The biennial Dissertation Colloquium brings together a select group of doctoral students from diverse institutional and disciplinary backgrounds working on dissertation topics related to the history, theory, and criticism of American architecture, urbanism, and landscape.
Daniel Abramson is Professor of Architectural History and Director of Architectural Studies at Boston University. He is the author of three monographs, most recently Obsolescence: An Architectural History (Chicago, 2016), as well as being co-editor of Writing Architectural History: Evidence and Narrative in the Twenty-First Century (Pittsburgh, 2021), his second volume with the Aggregate Architectural History Collaborative of which he is also a founding director. Current work relates to the architecture of American government centers, citizenship, the state, and capitalism since 1900.
Matthew L. Jones is the James R. Barker Professor of Contemporary Civilization at Columbia University, where he focuses on the history of science and technology in early modern Europe and on recent information technologies. With his collaborator Chris Wiggins, he is completing How Data Happened, a history of the science, politics, and power of data, statistics, and machine learning from the 1800s to the present, to appear from Norton soon. Chicago published his Reckoning with Matter: Calculating Machines, Innovation, and Thinking about Thinking from Pascal to Babbage in 2016.

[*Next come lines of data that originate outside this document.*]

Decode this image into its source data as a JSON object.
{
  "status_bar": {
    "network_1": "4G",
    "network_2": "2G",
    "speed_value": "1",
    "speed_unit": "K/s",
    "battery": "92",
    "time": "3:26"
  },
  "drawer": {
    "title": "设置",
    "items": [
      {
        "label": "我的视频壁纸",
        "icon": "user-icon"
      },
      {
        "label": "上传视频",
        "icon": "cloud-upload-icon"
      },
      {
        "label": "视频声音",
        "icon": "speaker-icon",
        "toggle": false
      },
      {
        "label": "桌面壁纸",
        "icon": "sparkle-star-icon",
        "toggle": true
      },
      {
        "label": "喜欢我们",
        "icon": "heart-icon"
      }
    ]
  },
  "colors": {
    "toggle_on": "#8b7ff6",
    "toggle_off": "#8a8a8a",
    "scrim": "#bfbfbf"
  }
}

Michael Osman is Associate Professor in the Department of Architecture and Urban Design at UCLA where he currently directs the MA and PhD programs in architectural history. He is the author of Modernism’s Visible Hand: Architecture and Regulation in America (Minneapolis, 2018), as well as a co-editor of Writing Architectural History: Evidence and Narrative in the Twenty-First Century (Pittsburgh, 2021), developed under the auspices of the Aggregate Architectural History collaborative. His current work focuses on the political economies of construction.